Alan Cohen is VP Payments & Financing Strategy, SAP Ariba. Alan has over 20 years of payments and working capital experience as a practitioner, consultant, and banker. In his current role, he leads the payments and financing strategy for SAP Ariba to help clients achieve improved business outcomes. Previously, at Coca-Cola Enterprises, Alan led the procure-to-pay transformation that encompassed sourcing, procurement, and payables automation, and the company became one of the first to benefit from dynamic discounting. Alan holds a supply chain management degree from Arizona State University. In 2015, he was part of a team that won SAP’s Hasso Plattner Founders Award for an innovative approach to B2B payments. Alan lives in Atlanta with his wife and 2 daughters. He has served on the board of the Weinstein School since 2007 and actively participates in 2nd Helpings, a nonprofit to rescue and deliver surplus food.

Scott Pezza

About Scott Pezza

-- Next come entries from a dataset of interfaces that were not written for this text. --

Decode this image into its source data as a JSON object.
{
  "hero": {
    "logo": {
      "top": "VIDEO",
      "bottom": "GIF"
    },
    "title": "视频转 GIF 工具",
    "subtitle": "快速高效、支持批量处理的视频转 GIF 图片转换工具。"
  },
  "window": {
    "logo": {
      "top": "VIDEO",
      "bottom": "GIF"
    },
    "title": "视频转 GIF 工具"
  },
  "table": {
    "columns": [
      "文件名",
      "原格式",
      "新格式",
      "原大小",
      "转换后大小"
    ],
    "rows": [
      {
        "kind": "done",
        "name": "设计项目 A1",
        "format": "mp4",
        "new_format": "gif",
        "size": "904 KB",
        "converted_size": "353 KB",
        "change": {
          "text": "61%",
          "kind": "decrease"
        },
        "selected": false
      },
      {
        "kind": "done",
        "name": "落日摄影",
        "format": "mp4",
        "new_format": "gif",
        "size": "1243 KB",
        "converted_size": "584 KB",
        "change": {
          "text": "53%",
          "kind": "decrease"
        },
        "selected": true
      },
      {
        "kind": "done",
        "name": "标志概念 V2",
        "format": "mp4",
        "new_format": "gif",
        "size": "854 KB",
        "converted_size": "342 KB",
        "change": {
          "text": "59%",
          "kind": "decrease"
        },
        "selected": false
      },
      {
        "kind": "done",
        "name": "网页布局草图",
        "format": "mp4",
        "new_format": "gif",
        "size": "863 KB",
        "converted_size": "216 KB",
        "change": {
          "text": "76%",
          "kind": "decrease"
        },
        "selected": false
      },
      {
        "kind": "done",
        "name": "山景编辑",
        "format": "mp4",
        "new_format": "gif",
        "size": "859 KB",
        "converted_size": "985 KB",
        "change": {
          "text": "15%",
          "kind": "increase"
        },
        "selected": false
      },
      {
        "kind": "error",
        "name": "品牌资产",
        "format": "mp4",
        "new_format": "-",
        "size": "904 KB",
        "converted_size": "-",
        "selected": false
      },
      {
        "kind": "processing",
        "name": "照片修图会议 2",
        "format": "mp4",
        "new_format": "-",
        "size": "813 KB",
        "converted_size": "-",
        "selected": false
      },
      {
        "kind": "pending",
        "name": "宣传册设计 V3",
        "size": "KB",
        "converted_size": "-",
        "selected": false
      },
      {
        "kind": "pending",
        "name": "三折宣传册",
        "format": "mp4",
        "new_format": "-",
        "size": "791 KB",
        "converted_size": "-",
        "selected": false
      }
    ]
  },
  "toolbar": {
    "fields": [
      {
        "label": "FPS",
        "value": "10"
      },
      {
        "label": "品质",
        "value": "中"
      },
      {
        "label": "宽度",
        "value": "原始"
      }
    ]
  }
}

As part of SAP Ariba's Digital Transformation Organization's Center of Excellence, Scott researches, compiles, and shares best-practice information to help SAP Ariba's customers get the most out of their investments. He has a dual focus on the emerging technologies (AI/ML, IoT, Blockchain, etc.) across the source-to-settle cycle, as well as a specific interest in the financial supply chain (invoice management, payments, discounting, and supply chain finance). His research helps inform strategic planning, performance measurement, and program execution. He has spent the past 17 years in the B2B technology space, in roles ranging from software development and support to research and consulting. Scott earned his BA in English and Philosophy from Clark University, his MBA from Boston University Graduate School of Management, and his JD from Boston University School of Law, where he served on the Executive Board of the Annual Review of Banking and Financial Law.